** DATASET RECORDS follows **

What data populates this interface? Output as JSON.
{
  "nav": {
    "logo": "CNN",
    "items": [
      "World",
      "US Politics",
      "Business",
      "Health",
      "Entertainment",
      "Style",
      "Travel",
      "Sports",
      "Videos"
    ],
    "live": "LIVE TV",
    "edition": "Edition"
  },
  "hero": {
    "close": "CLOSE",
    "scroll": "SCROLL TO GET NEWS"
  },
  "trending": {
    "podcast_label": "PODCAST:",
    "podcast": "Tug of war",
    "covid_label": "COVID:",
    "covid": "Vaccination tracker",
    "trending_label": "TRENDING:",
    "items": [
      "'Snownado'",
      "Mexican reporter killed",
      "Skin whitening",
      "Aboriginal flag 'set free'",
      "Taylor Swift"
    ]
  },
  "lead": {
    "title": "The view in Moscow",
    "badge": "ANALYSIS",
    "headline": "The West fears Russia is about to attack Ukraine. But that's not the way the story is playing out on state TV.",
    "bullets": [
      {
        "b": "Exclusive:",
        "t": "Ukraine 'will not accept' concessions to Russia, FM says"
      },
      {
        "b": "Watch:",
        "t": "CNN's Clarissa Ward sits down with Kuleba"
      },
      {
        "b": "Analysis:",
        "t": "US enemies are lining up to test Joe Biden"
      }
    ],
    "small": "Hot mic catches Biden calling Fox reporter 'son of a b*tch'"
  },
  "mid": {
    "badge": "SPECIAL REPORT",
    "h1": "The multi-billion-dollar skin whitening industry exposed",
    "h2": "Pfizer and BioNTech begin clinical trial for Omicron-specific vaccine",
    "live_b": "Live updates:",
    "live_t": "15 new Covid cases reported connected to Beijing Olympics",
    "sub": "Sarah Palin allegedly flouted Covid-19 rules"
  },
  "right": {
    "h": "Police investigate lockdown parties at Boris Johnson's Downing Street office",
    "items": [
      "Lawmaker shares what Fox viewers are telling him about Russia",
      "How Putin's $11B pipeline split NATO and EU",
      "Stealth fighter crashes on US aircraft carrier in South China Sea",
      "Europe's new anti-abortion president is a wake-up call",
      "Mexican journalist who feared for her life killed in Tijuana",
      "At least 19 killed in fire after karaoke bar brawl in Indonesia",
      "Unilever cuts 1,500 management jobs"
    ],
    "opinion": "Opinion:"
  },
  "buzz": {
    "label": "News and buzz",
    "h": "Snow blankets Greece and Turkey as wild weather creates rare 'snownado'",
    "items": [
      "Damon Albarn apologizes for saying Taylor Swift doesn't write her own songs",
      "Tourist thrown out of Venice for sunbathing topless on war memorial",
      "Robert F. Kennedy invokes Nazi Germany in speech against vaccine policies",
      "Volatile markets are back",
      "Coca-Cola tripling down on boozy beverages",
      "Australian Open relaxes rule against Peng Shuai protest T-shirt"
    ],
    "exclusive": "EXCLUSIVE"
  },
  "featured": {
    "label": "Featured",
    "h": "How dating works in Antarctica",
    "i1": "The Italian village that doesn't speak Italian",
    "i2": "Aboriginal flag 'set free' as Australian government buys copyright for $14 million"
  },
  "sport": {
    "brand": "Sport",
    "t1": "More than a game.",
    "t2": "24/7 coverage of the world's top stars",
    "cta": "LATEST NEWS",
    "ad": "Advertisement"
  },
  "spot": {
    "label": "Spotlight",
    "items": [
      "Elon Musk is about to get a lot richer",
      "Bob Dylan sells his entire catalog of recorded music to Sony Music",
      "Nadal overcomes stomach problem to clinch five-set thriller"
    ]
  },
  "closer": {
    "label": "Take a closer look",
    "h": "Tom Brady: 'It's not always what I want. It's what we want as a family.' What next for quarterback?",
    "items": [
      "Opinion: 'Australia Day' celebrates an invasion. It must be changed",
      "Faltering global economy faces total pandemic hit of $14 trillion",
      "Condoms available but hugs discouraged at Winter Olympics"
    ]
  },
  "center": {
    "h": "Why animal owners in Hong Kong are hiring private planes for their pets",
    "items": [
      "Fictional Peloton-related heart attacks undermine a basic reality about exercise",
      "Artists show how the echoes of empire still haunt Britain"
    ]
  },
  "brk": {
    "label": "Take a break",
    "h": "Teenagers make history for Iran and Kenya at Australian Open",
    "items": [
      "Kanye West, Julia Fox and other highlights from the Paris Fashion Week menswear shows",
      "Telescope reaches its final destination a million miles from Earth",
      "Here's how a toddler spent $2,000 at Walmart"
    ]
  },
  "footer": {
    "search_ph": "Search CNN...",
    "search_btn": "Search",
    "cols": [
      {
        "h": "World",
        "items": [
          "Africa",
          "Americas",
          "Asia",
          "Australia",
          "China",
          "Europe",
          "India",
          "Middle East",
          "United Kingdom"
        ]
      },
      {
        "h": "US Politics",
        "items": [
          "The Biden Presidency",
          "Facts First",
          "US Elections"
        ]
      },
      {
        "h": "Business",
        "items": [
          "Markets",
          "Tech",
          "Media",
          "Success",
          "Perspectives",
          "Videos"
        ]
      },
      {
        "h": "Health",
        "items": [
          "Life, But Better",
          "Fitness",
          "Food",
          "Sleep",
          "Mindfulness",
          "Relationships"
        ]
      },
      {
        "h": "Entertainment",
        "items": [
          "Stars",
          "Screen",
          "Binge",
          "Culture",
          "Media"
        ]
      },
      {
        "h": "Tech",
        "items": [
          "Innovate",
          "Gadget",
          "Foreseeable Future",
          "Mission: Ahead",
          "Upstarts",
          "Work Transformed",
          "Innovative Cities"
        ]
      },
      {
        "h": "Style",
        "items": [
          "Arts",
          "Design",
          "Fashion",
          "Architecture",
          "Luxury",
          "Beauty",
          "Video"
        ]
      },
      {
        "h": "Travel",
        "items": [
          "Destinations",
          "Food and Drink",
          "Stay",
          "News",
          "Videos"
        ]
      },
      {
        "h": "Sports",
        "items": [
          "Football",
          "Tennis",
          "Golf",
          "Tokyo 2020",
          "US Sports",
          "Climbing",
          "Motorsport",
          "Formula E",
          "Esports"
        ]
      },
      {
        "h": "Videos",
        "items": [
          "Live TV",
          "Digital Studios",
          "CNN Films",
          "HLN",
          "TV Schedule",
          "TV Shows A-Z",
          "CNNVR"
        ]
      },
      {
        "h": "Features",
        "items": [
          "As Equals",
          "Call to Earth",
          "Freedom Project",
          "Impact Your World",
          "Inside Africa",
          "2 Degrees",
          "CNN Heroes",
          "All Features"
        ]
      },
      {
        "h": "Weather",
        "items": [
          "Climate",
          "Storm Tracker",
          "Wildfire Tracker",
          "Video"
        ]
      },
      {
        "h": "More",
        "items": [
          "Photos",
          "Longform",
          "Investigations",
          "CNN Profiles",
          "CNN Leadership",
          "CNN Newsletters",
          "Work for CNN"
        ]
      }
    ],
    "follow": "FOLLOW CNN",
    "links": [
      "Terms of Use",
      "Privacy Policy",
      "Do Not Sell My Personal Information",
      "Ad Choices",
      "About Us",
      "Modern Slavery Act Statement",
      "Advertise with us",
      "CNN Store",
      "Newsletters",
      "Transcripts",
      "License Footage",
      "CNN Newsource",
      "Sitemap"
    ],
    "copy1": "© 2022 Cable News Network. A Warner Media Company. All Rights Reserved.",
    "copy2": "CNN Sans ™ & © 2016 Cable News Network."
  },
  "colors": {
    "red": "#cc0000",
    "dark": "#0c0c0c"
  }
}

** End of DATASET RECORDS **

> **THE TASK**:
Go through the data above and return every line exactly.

> **RESPONSE FOR THIS EXERCISE**:
What data populates this interface? Output as JSON.
{
  "nav": {
    "logo": "CNN",
    "items": [
      "World",
      "US Politics",
      "Business",
      "Health",
      "Entertainment",
      "Style",
      "Travel",
      "Sports",
      "Videos"
    ],
    "live": "LIVE TV",
    "edition": "Edition"
  },
  "hero": {
    "close": "CLOSE",
    "scroll": "SCROLL TO GET NEWS"
  },
  "trending": {
    "podcast_label": "PODCAST:",
    "podcast": "Tug of war",
    "covid_label": "COVID:",
    "covid": "Vaccination tracker",
    "trending_label": "TRENDING:",
    "items": [
      "'Snownado'",
      "Mexican reporter killed",
      "Skin whitening",
      "Aboriginal flag 'set free'",
      "Taylor Swift"
    ]
  },
  "lead": {
    "title": "The view in Moscow",
    "badge": "ANALYSIS",
    "headline": "The West fears Russia is about to attack Ukraine. But that's not the way the story is playing out on state TV.",
    "bullets": [
      {
        "b": "Exclusive:",
        "t": "Ukraine 'will not accept' concessions to Russia, FM says"
      },
      {
        "b": "Watch:",
        "t": "CNN's Clarissa Ward sits down with Kuleba"
      },
      {
        "b": "Analysis:",
        "t": "US enemies are lining up to test Joe Biden"
      }
    ],
    "small": "Hot mic catches Biden calling Fox reporter 'son of a b*tch'"
  },
  "mid": {
    "badge": "SPECIAL REPORT",
    "h1": "The multi-billion-dollar skin whitening industry exposed",
    "h2": "Pfizer and BioNTech begin clinical trial for Omicron-specific vaccine",
    "live_b": "Live updates:",
    "live_t": "15 new Covid cases reported connected to Beijing Olympics",
    "sub": "Sarah Palin allegedly flouted Covid-19 rules"
  },
  "right": {
    "h": "Police investigate lockdown parties at Boris Johnson's Downing Street office",
    "items": [
      "Lawmaker shares what Fox viewers are telling him about Russia",
      "How Putin's $11B pipeline split NATO and EU",
      "Stealth fighter crashes on US aircraft carrier in South China Sea",
      "Europe's new anti-abortion president is a wake-up call",
      "Mexican journalist who feared for her life killed in Tijuana",
      "At least 19 killed in fire after karaoke bar brawl in Indonesia",
      "Unilever cuts 1,500 management jobs"
    ],
    "opinion": "Opinion:"
  },
  "buzz": {
    "label": "News and buzz",
    "h": "Snow blankets Greece and Turkey as wild weather creates rare 'snownado'",
    "items": [
      "Damon Albarn apologizes for saying Taylor Swift doesn't write her own songs",
      "Tourist thrown out of Venice for sunbathing topless on war memorial",
      "Robert F. Kennedy invokes Nazi Germany in speech against vaccine policies",
      "Volatile markets are back",
      "Coca-Cola tripling down on boozy beverages",
      "Australian Open relaxes rule against Peng Shuai protest T-shirt"
    ],
    "exclusive": "EXCLUSIVE"
  },
  "featured": {
    "label": "Featured",
    "h": "How dating works in Antarctica",
    "i1": "The Italian village that doesn't speak Italian",
    "i2": "Aboriginal flag 'set free' as Australian government buys copyright for $14 million"
  },
  "sport": {
    "brand": "Sport",
    "t1": "More than a game.",
    "t2": "24/7 coverage of the world's top stars",
    "cta": "LATEST NEWS",
    "ad": "Advertisement"
  },
  "spot": {
    "label": "Spotlight",
    "items": [
      "Elon Musk is about to get a lot richer",
      "Bob Dylan sells his entire catalog of recorded music to Sony Music",
      "Nadal overcomes stomach problem to clinch five-set thriller"
    ]
  },
  "closer": {
    "label": "Take a closer look",
    "h": "Tom Brady: 'It's not always what I want. It's what we want as a family.' What next for quarterback?",
    "items": [
      "Opinion: 'Australia Day' celebrates an invasion. It must be changed",
      "Faltering global economy faces total pandemic hit of $14 trillion",
      "Condoms available but hugs discouraged at Winter Olympics"
    ]
  },
  "center": {
    "h": "Why animal owners in Hong Kong are hiring private planes for their pets",
    "items": [
      "Fictional Peloton-related heart attacks undermine a basic reality about exercise",
      "Artists show how the echoes of empire still haunt Britain"
    ]
  },
  "brk": {
    "label": "Take a break",
    "h": "Teenagers make history for Iran and Kenya at Australian Open",
    "items": [
      "Kanye West, Julia Fox and other highlights from the Paris Fashion Week menswear shows",
      "Telescope reaches its final destination a million miles from Earth",
      "Here's how a toddler spent $2,000 at Walmart"
    ]
  },
  "footer": {
    "search_ph": "Search CNN...",
    "search_btn": "Search",
    "cols": [
      {
        "h": "World",
        "items": [
          "Africa",
          "Americas",
          "Asia",
          "Australia",
          "China",
          "Europe",
          "India",
          "Middle East",
          "United Kingdom"
        ]
      },
      {
        "h": "US Politics",
        "items": [
          "The Biden Presidency",
          "Facts First",
          "US Elections"
        ]
      },
      {
        "h": "Business",
        "items": [
          "Markets",
          "Tech",
          "Media",
          "Success",
          "Perspectives",
          "Videos"
        ]
      },
      {
        "h": "Health",
        "items": [
          "Life, But Better",
          "Fitness",
          "Food",
          "Sleep",
          "Mindfulness",
          "Relationships"
        ]
      },
      {
        "h": "Entertainment",
        "items": [
          "Stars",
          "Screen",
          "Binge",
          "Culture",
          "Media"
        ]
      },
      {
        "h": "Tech",
        "items": [
          "Innovate",
          "Gadget",
          "Foreseeable Future",
          "Mission: Ahead",
          "Upstarts",
          "Work Transformed",
          "Innovative Cities"
        ]
      },
      {
        "h": "Style",
        "items": [
          "Arts",
          "Design",
          "Fashion",
          "Architecture",
          "Luxury",
          "Beauty",
          "Video"
        ]
      },
      {
        "h": "Travel",
        "items": [
          "Destinations",
          "Food and Drink",
          "Stay",
          "News",
          "Videos"
        ]
      },
      {
        "h": "Sports",
        "items": [
          "Football",
          "Tennis",
          "Golf",
          "Tokyo 2020",
          "US Sports",
          "Climbing",
          "Motorsport",
          "Formula E",
          "Esports"
        ]
      },
      {
        "h": "Videos",
        "items": [
          "Live TV",
          "Digital Studios",
          "CNN Films",
          "HLN",
          "TV Schedule",
          "TV Shows A-Z",
          "CNNVR"
        ]
      },
      {
        "h": "Features",
        "items": [
          "As Equals",
          "Call to Earth",
          "Freedom Project",
          "Impact Your World",
          "Inside Africa",
          "2 Degrees",
          "CNN Heroes",
          "All Features"
        ]
      },
      {
        "h": "Weather",
        "items": [
          "Climate",
          "Storm Tracker",
          "Wildfire Tracker",
          "Video"
        ]
      },
      {
        "h": "More",
        "items": [
          "Photos",
          "Longform",
          "Investigations",
          "CNN Profiles",
          "CNN Leadership",
          "CNN Newsletters",
          "Work for CNN"
        ]
      }
    ],
    "follow": "FOLLOW CNN",
    "links": [
      "Terms of Use",
      "Privacy Policy",
      "Do Not Sell My Personal Information",
      "Ad Choices",
      "About Us",
      "Modern Slavery Act Statement",
      "Advertise with us",
      "CNN Store",
      "Newsletters",
      "Transcripts",
      "License Footage",
      "CNN Newsource",
      "Sitemap"
    ],
    "copy1": "© 2022 Cable News Network. A Warner Media Company. All Rights Reserved.",
    "copy2": "CNN Sans ™ & © 2016 Cable News Network."
  },
  "colors": {
    "red": "#cc0000",
    "dark": "#0c0c0c"
  }
}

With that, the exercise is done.